- The CBOE Volatility Index (VIX) jumped 6.0% to 18.82.
- Bitcoin prices were up 1.5% over the weekend, to $43,040.80. "I don't think the market is factoring in how big the Evergrande default is," says Charlie Silver, CEO of Permission.io, a cryptocurrency-enabled provider of e-commerce permission advertising. "Evergrande is like a cockroach in your kitchen. There is never just one. The leverage in China is 3x what it is in the U.S., and it looks like there is going to be massive defaults rippling across the banking system globally. This will impact crypto significantly; the crypto market is in a wait-and-see mode." (Bitcoin trades 24 hours a day; prices reported here are as of 4 p.m. each trading day.)
Is October Going to Be Any Easier?
The volatile month of September will be behind us soon, but the volatility itself might not be.
A research team from wealth manager Glenmeade outlines two of the near-term risks facing the markets: "Currently the government is at risk of shutdown on Sept. 30 and the debt ceiling needs to be raised by mid-October," Glenmeade says. "If the ceiling isn't raised, the U.S. could default, making it more expensive for the Treasury to borrow money and could cause a credit rating downgrade – events that both parties would want to avoid."
But some investors prefer to check their shopping lists if they see volatility coming, and quick market drops can provide an opening to get already high-quality companies at slightly better prices.
Take the following five stocks to buy, for instance.
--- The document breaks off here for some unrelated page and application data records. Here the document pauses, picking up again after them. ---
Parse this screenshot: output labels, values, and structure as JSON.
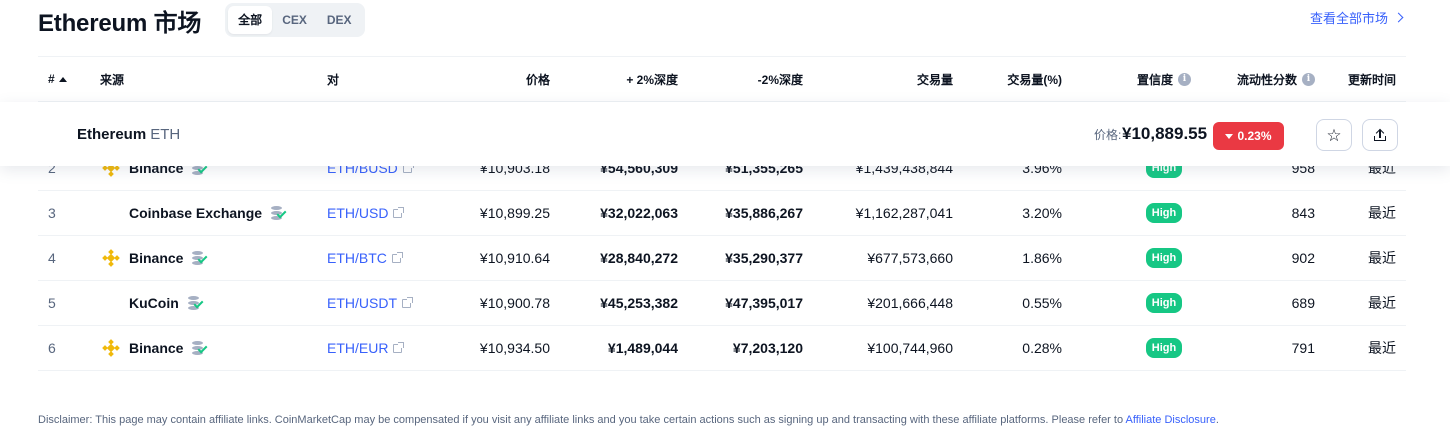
{
  "header": {
    "title": "Ethereum 市场",
    "tabs": [
      {
        "label": "全部",
        "active": true
      },
      {
        "label": "CEX",
        "active": false
      },
      {
        "label": "DEX",
        "active": false
      }
    ],
    "view_all": "查看全部市场"
  },
  "table": {
    "columns": {
      "num": "#",
      "source": "来源",
      "pair": "对",
      "price": "价格",
      "depth_plus": "+ 2%深度",
      "depth_minus": "-2%深度",
      "volume": "交易量",
      "volume_pct": "交易量(%)",
      "confidence": "置信度",
      "liquidity": "流动性分数",
      "updated": "更新时间"
    },
    "info_glyph": "i",
    "rows": [
      {
        "num": "2",
        "source": "Binance",
        "logo": "binance",
        "pair": "ETH/BUSD",
        "price": "¥10,903.18",
        "depth_plus": "¥54,560,309",
        "depth_minus": "¥51,355,265",
        "volume": "¥1,439,438,844",
        "volume_pct": "3.96%",
        "confidence": "High",
        "liquidity": "958",
        "updated": "最近"
      },
      {
        "num": "3",
        "source": "Coinbase Exchange",
        "logo": "none",
        "pair": "ETH/USD",
        "price": "¥10,899.25",
        "depth_plus": "¥32,022,063",
        "depth_minus": "¥35,886,267",
        "volume": "¥1,162,287,041",
        "volume_pct": "3.20%",
        "confidence": "High",
        "liquidity": "843",
        "updated": "最近"
      },
      {
        "num": "4",
        "source": "Binance",
        "logo": "binance",
        "pair": "ETH/BTC",
        "price": "¥10,910.64",
        "depth_plus": "¥28,840,272",
        "depth_minus": "¥35,290,377",
        "volume": "¥677,573,660",
        "volume_pct": "1.86%",
        "confidence": "High",
        "liquidity": "902",
        "updated": "最近"
      },
      {
        "num": "5",
        "source": "KuCoin",
        "logo": "none",
        "pair": "ETH/USDT",
        "price": "¥10,900.78",
        "depth_plus": "¥45,253,382",
        "depth_minus": "¥47,395,017",
        "volume": "¥201,666,448",
        "volume_pct": "0.55%",
        "confidence": "High",
        "liquidity": "689",
        "updated": "最近"
      },
      {
        "num": "6",
        "source": "Binance",
        "logo": "binance",
        "pair": "ETH/EUR",
        "price": "¥10,934.50",
        "depth_plus": "¥1,489,044",
        "depth_minus": "¥7,203,120",
        "volume": "¥100,744,960",
        "volume_pct": "0.28%",
        "confidence": "High",
        "liquidity": "791",
        "updated": "最近"
      }
    ]
  },
  "sticky": {
    "name": "Ethereum",
    "symbol": "ETH",
    "price_label": "价格:",
    "price": "¥10,889.55",
    "change": "0.23%",
    "change_direction": "down",
    "star_glyph": "☆"
  },
  "disclaimer": {
    "text": "Disclaimer: This page may contain affiliate links. CoinMarketCap may be compensated if you visit any affiliate links and you take certain actions such as signing up and transacting with these affiliate platforms. Please refer to ",
    "link": "Affiliate Disclosure",
    "end": "."
  },
  "colors": {
    "accent": "#3861fb",
    "positive": "#16c784",
    "negative": "#ea3943",
    "binance": "#f0b90b"
  }
}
Each of these companies boast solid balance sheets, cash generation and other healthful financial measures, but each has also been caught up in the market's latest tantrums.
Kyle Woodley was long NVDA as of this writing.